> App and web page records
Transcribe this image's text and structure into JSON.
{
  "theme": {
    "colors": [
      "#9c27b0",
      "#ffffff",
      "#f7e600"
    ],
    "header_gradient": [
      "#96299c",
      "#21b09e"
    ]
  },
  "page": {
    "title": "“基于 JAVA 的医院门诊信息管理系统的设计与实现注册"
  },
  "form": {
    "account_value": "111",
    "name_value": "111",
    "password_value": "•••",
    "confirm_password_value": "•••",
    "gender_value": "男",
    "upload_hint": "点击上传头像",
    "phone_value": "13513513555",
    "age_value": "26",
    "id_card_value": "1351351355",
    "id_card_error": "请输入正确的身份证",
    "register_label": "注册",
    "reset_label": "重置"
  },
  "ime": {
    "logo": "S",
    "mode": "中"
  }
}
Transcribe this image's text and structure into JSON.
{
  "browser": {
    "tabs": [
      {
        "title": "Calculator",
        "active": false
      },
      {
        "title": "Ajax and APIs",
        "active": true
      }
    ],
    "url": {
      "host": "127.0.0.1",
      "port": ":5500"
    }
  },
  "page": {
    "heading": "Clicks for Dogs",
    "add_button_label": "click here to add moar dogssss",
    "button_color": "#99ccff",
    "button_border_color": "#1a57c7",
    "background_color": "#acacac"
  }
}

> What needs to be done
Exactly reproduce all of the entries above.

> Response to the exercise
Transcribe this image's text and structure into JSON.
{
  "theme": {
    "colors": [
      "#9c27b0",
      "#ffffff",
      "#f7e600"
    ],
    "header_gradient": [
      "#96299c",
      "#21b09e"
    ]
  },
  "page": {
    "title": "“基于 JAVA 的医院门诊信息管理系统的设计与实现注册"
  },
  "form": {
    "account_value": "111",
    "name_value": "111",
    "password_value": "•••",
    "confirm_password_value": "•••",
    "gender_value": "男",
    "upload_hint": "点击上传头像",
    "phone_value": "13513513555",
    "age_value": "26",
    "id_card_value": "1351351355",
    "id_card_error": "请输入正确的身份证",
    "register_label": "注册",
    "reset_label": "重置"
  },
  "ime": {
    "logo": "S",
    "mode": "中"
  }
}
Transcribe this image's text and structure into JSON.
{
  "browser": {
    "tabs": [
      {
        "title": "Calculator",
        "active": false
      },
      {
        "title": "Ajax and APIs",
        "active": true
      }
    ],
    "url": {
      "host": "127.0.0.1",
      "port": ":5500"
    }
  },
  "page": {
    "heading": "Clicks for Dogs",
    "add_button_label": "click here to add moar dogssss",
    "button_color": "#99ccff",
    "button_border_color": "#1a57c7",
    "background_color": "#acacac"
  }
}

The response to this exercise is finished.